Thought for the Week 1st November – All Souls Matter

Earlier this year, a member of the community in Billingsley made a record of all the headstones in the graveyard. This is now on our church webpage, http://www.stmarys-billingsley.org.uk/graveyard-project/. The inscriptions are usually simple; a name, the date of death and perhaps a short inscription. Sometimes we do have more to help bring the deceased alive. In the north-east corner of the graveyard, a memorial to 7-year old Eliza Mary Davies is topped by a statue of an angel; the grieving parents have added, “Girlie”, the pet name of their beloved daughter to the inscription. It is a grave I find very moving. But the memorials we have remember only a fraction of the departed who lie in the grave yard, which has been used for nearly 900 years. Over that time, Billingsley’s departed must run into the thousands; this small patch of ground is their last resting place.

The start of November is when the church remembers the departed.
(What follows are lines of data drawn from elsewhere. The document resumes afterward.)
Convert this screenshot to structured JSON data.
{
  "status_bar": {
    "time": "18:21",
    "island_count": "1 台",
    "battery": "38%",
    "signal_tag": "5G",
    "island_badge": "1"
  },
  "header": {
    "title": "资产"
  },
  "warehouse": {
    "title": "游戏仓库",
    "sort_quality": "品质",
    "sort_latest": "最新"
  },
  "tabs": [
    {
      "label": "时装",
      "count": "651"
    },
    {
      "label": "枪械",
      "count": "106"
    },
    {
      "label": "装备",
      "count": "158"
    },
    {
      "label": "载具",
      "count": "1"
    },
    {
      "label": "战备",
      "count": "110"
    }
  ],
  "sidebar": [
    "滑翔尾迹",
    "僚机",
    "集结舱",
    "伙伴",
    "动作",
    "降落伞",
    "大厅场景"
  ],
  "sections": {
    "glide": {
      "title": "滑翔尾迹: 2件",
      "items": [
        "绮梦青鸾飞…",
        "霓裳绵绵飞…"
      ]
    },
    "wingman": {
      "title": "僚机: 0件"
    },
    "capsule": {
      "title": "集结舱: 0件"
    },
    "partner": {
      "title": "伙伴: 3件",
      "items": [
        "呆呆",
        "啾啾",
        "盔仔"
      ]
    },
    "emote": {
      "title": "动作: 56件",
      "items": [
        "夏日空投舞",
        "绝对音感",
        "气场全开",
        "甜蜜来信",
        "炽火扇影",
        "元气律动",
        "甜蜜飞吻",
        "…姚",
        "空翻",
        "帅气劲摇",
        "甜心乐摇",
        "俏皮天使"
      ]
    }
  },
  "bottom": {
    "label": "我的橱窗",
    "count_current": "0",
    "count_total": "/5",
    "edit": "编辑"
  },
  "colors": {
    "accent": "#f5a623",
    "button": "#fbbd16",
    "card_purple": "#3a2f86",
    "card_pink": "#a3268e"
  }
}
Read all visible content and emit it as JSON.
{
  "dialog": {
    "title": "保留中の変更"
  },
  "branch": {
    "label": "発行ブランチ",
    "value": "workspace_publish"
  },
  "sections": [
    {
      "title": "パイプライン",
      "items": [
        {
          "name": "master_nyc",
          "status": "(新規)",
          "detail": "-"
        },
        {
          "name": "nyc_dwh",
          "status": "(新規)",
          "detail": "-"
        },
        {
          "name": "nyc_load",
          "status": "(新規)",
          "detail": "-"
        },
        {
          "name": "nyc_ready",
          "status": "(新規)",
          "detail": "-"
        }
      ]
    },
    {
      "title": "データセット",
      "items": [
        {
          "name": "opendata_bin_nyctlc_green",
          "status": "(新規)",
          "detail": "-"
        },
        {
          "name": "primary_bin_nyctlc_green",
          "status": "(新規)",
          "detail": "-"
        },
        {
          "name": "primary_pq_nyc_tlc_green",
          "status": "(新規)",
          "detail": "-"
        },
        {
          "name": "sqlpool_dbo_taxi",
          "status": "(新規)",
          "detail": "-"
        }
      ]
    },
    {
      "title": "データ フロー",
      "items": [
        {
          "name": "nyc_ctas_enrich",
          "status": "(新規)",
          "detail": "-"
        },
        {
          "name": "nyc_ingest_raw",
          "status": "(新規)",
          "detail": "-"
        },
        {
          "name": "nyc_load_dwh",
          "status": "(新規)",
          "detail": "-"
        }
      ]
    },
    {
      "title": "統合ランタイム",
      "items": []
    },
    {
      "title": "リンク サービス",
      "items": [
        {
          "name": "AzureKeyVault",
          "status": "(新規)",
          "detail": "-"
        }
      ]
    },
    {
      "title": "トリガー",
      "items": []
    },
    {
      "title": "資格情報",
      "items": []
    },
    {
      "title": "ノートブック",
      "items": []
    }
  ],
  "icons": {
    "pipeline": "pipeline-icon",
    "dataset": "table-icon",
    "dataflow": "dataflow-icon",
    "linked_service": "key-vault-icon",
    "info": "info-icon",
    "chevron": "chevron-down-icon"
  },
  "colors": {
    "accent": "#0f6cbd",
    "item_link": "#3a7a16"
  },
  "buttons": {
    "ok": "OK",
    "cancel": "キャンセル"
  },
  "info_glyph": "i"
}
We start with All Saints, those who have been judged to have led lives of particular merit. The following day is All Souls, we move from the spiritual superheroes to the rest of us. It is probably as well not to make too much of the difference; the New Testament often refers to all believers as saints. But how can we possibly remember all those who lie buried in our local churchyards, the vast majority of which we can never name? Well, in all honesty, we are probably most likely to think of our own loved ones, or perhaps at a stretch, people like Eliza, whose lives have been reconstructed by historians. But the Christian church has the perspective of eternity, of a God who is everlasting and whose love is everlasting. At All Souls, alongside our own memories we can give thanks for a God for whom every person who has ever lived, every soul, matters.